It can also be life-changing to be the volunteer who helps make that difference in someone’s life,” Melanie said.
“That’s the heart of it,” said Bill.
Most projects are done by church groups or other organizations, but there is plenty of room for individuals to get involved. In addition to the building projects, there are several volunteers who cut grass and do other yard work.
Hopes for a place to store supplies
RiverLife’s biggest need right now is a place to store items. The organization has trailers to carry equipment and one rental storage unit, but not enough room to accept donations of building materials.
The cost of lumber has risen dramatically due to several factors, including COVID-19, fires in the west and hurricanes and other natural disasters that have raised demand for building materials while lowering the supply.
“People want to give us lumber that we need,” Bill said, but right now they have to say no.
They’re hoping that a local property owner would be able to provide some space for storage. With more storage space, RiverLife would be able to take more donations of building materials.
Perhaps someone has some warehouse or storage space that they don’t know what to do with, Melanie said. “You know how God works.”
The high cost of lumber has delayed some projects. Melanie and Bill hope that groups will be able to step up and get those projects done.
“We have six people who are waiting for a ramp to be able to access their homes,” Melanie said. “Number one on our list – he is in hospice care and he cannot get up and down the steps. And even the hospice caregiver is having trouble because the steps are rotten.”
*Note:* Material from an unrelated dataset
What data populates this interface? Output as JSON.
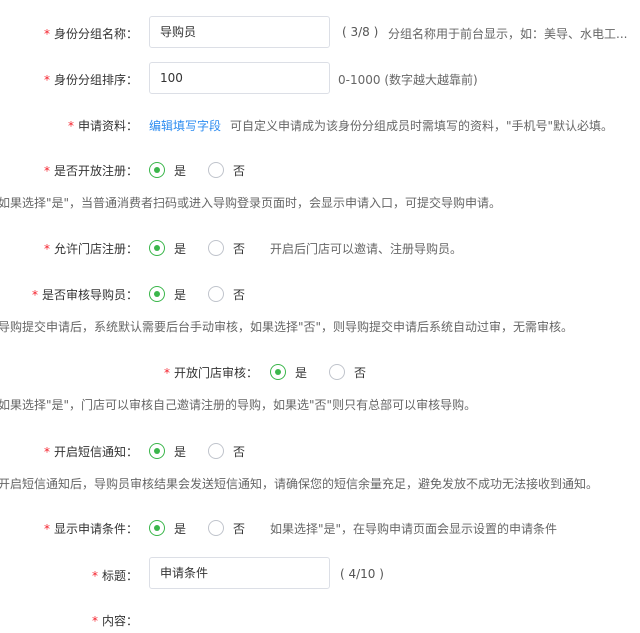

They’re hoping that perhaps some local businesses would help sponsor the biggest ramp projects by providing supplies – because the cost is more than most volunteer groups can handle.
One type of project that RiverLife doesn’t do is roof repair, because of the skill needed and chance of serious injury. But help with roof leaks is one of the greatest needs.
“Our hope is eventually we’ll be able to partner with roofing companies,” Melanie said. Perhaps RiverLife could provide materials and the roofing company could donate the labor. If they could partner with 12 companies that would do one roof a year, that could make a phenomenal difference. Even roof patching could be huge, if problems can be caught before they spread.
“We have a family that has lost two-thirds of their house – because of one little leak,” Bill said.
The Reeveses’ dream is to have a retreat camp, where ministry teams can come to serve in Coweta and be trained so they can take the river life home to their communities. The retreat would also be a place where pastors and ministry leaders can come for rest.
The River of Life
RiverLife gets its name from Ezekiel 47. Ezekiel sees a vision of water flowing under the temple.
It starts off as a trickle, but as it flows, it gets deeper – ankle deep, waist deep and then a massive river. The river flows into the Dead Sea, where nothing lives because the water is so salty. But where the river of life enters the Dead Sea, the salty water becomes fresh and teems with life.
“It is this beautiful image of the life that this river brings,” Melanie said. “Our heart is what we take the love we get from God and we take it outside the walls of the church into a community that needs life,” she said.
Because “Going Deep and Reaching Wide,” the organization’s motto, is about more than simply building a ramp or cutting some grass.
“We love the relationships that we can build with our clients,” Melanie said. “Because we often find them in a state of isolation and desperation, not knowing where to turn.
“So we like being able to be the ones that can come in and give them some hope and some life,” she said.
“Going deep and reaching wide is about loving God and loving others. And that is what we want to help people do that in a tangible way. Love God and love others, in a way that makes a difference in someone’s life.” For more information, visit LiveTheRiverLife.com .